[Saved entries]
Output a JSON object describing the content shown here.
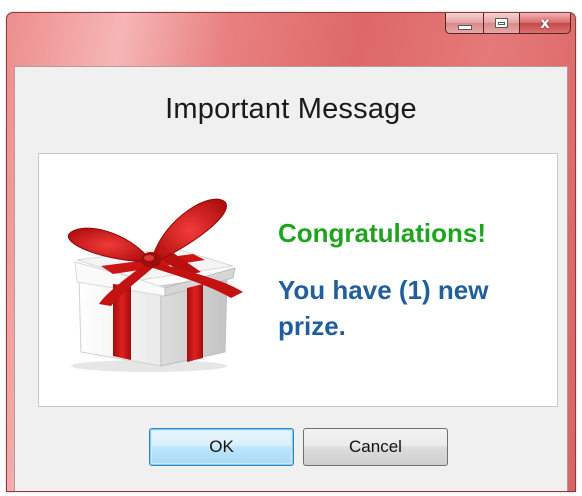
{
  "window": {
    "caption_buttons": {
      "minimize_icon": "minimize-icon",
      "maximize_icon": "maximize-icon",
      "close_glyph": "x"
    }
  },
  "dialog": {
    "title": "Important Message",
    "gift_icon": "gift-box-icon",
    "congrats_text": "Congratulations!",
    "prize_text": "You have (1) new prize."
  },
  "buttons": {
    "ok_label": "OK",
    "cancel_label": "Cancel"
  },
  "colors": {
    "congrats_green": "#1fa41f",
    "prize_blue": "#225f9a",
    "titlebar_red": "#dd6868",
    "ribbon_red": "#d41515"
  }
}
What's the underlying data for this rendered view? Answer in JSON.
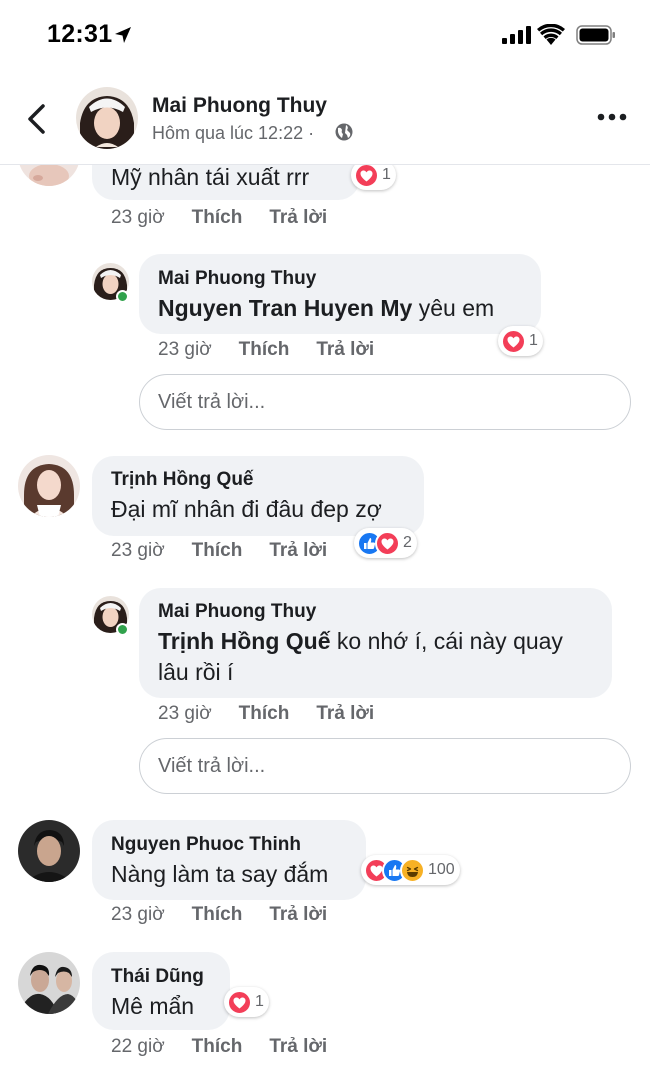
{
  "status_bar": {
    "time": "12:31"
  },
  "header": {
    "name": "Mai Phuong Thuy",
    "subtitle": "Hôm qua lúc 12:22 ·"
  },
  "labels": {
    "like": "Thích",
    "reply": "Trả lời",
    "write_reply_placeholder": "Viết trả lời..."
  },
  "comments": [
    {
      "text": "Mỹ nhân tái xuất rrr",
      "time": "23 giờ",
      "reactions": {
        "types": [
          "heart"
        ],
        "count": "1"
      }
    },
    {
      "author": "Mai Phuong Thuy",
      "mention": "Nguyen Tran Huyen My",
      "text": " yêu em",
      "time": "23 giờ",
      "reactions": {
        "types": [
          "heart"
        ],
        "count": "1"
      }
    },
    {
      "author": "Trịnh Hồng Quế",
      "text": "Đại mĩ nhân đi đâu đep zợ",
      "time": "23 giờ",
      "reactions": {
        "types": [
          "like",
          "heart"
        ],
        "count": "2"
      }
    },
    {
      "author": "Mai Phuong Thuy",
      "mention": "Trịnh Hồng Quế",
      "text": " ko nhớ í, cái này quay",
      "text2": "lâu rồi í",
      "time": "23 giờ"
    },
    {
      "author": "Nguyen Phuoc Thinh",
      "text": "Nàng làm ta say đắm",
      "time": "23 giờ",
      "reactions": {
        "types": [
          "heart",
          "like",
          "haha"
        ],
        "count": "100"
      }
    },
    {
      "author": "Thái Dũng",
      "text": "Mê mẩn",
      "time": "22 giờ",
      "reactions": {
        "types": [
          "heart"
        ],
        "count": "1"
      }
    }
  ],
  "colors": {
    "like": "#1877f2",
    "heart": "#f33e58",
    "haha": "#f7b125",
    "online": "#31a24c",
    "bubble": "#f0f2f5"
  }
}
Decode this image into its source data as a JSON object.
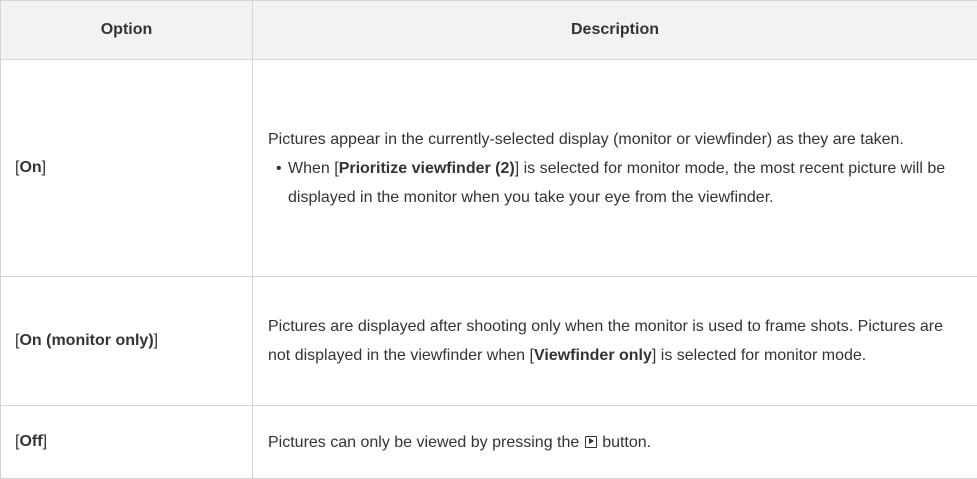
{
  "table": {
    "headers": {
      "option": "Option",
      "description": "Description"
    },
    "rows": [
      {
        "option": {
          "pre": "[",
          "bold": "On",
          "post": "]"
        },
        "description": {
          "intro": "Pictures appear in the currently-selected display (monitor or viewfinder) as they are taken.",
          "bullet_symbol": "•",
          "bullet_pre": "When [",
          "bullet_bold": "Prioritize viewfinder (2)",
          "bullet_post": "] is selected for monitor mode, the most recent picture will be displayed in the monitor when you take your eye from the viewfinder."
        }
      },
      {
        "option": {
          "pre": "[",
          "bold": "On (monitor only)",
          "post": "]"
        },
        "description": {
          "pre": "Pictures are displayed after shooting only when the monitor is used to frame shots. Pictures are not displayed in the viewfinder when [",
          "bold": "Viewfinder only",
          "post": "] is selected for monitor mode."
        }
      },
      {
        "option": {
          "pre": "[",
          "bold": "Off",
          "post": "]"
        },
        "description": {
          "pre": "Pictures can only be viewed by pressing the",
          "icon": "playback-button-icon",
          "post": "button."
        }
      }
    ]
  }
}
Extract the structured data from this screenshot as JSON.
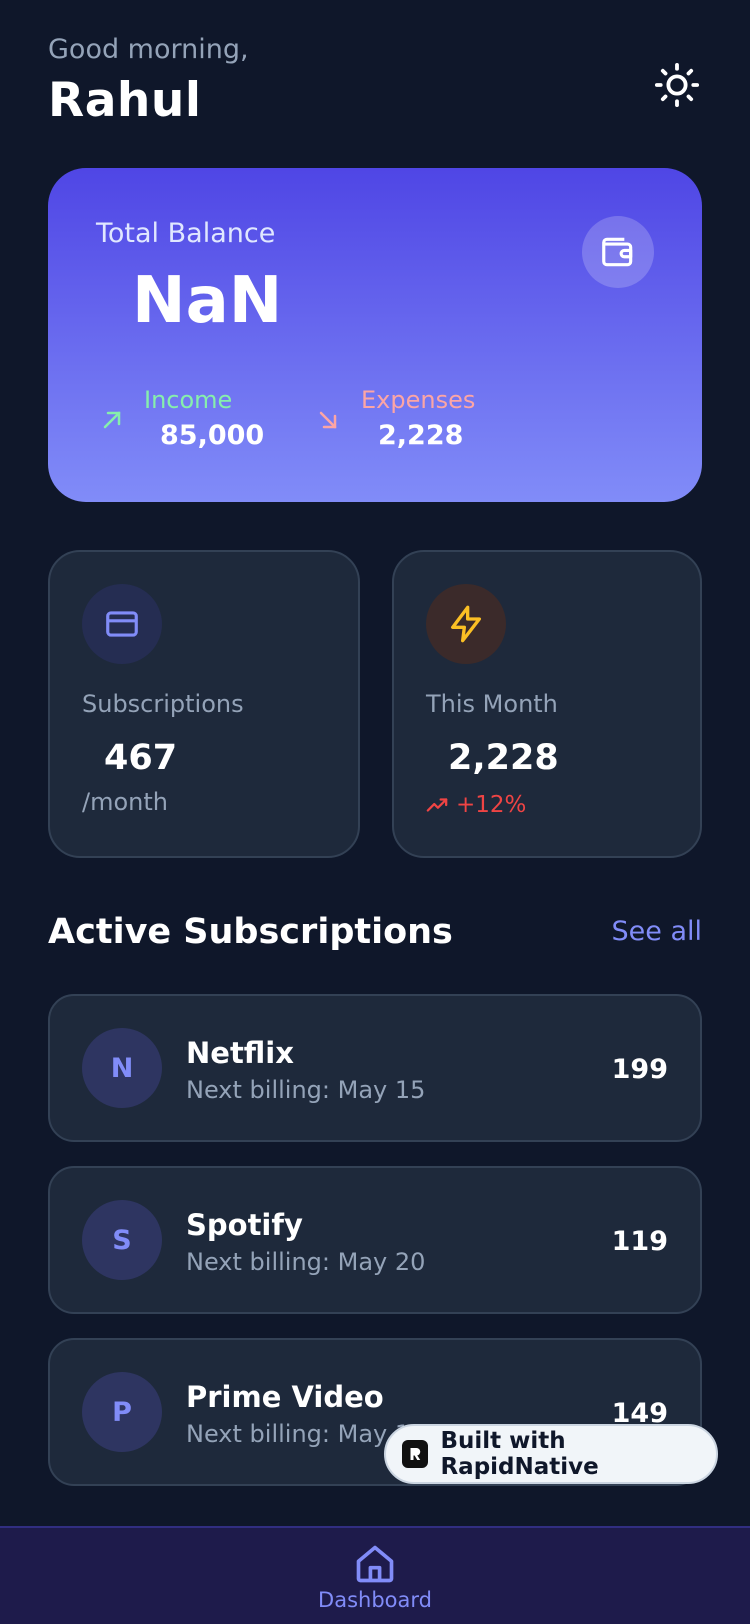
{
  "header": {
    "greeting": "Good morning,",
    "username": "Rahul"
  },
  "balance": {
    "label": "Total Balance",
    "value": "NaN",
    "income_label": "Income",
    "income_value": "85,000",
    "expenses_label": "Expenses",
    "expenses_value": "2,228"
  },
  "stats": {
    "subscriptions": {
      "label": "Subscriptions",
      "value": "467",
      "sub": "/month"
    },
    "this_month": {
      "label": "This Month",
      "value": "2,228",
      "trend": "+12%"
    }
  },
  "section": {
    "title": "Active Subscriptions",
    "see_all": "See all"
  },
  "subscriptions": [
    {
      "initial": "N",
      "name": "Netflix",
      "next": "Next billing: May 15",
      "price": "199"
    },
    {
      "initial": "S",
      "name": "Spotify",
      "next": "Next billing: May 20",
      "price": "119"
    },
    {
      "initial": "P",
      "name": "Prime Video",
      "next": "Next billing: May 18",
      "price": "149"
    }
  ],
  "badge": {
    "label": "Built with RapidNative"
  },
  "nav": {
    "dashboard": "Dashboard"
  },
  "colors": {
    "background": "#0f172a",
    "card": "#1e293b",
    "accent": "#818cf8",
    "income": "#86efac",
    "expense": "#fca5a5",
    "trend_up": "#ef4444"
  },
  "icons": [
    "sun-icon",
    "wallet-icon",
    "arrow-up-right-icon",
    "arrow-down-right-icon",
    "credit-card-icon",
    "lightning-icon",
    "trending-up-icon",
    "home-icon"
  ]
}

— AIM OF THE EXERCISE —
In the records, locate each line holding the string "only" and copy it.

— ANSWER SECTION —
          "bold": "On (monitor only)",
          "pre": "Pictures are displayed after shooting only when the monitor is used to frame shots. Pictures are not displayed in the viewfinder when [",
          "bold": "Viewfinder only",
          "pre": "Pictures can only be viewed by pressing the",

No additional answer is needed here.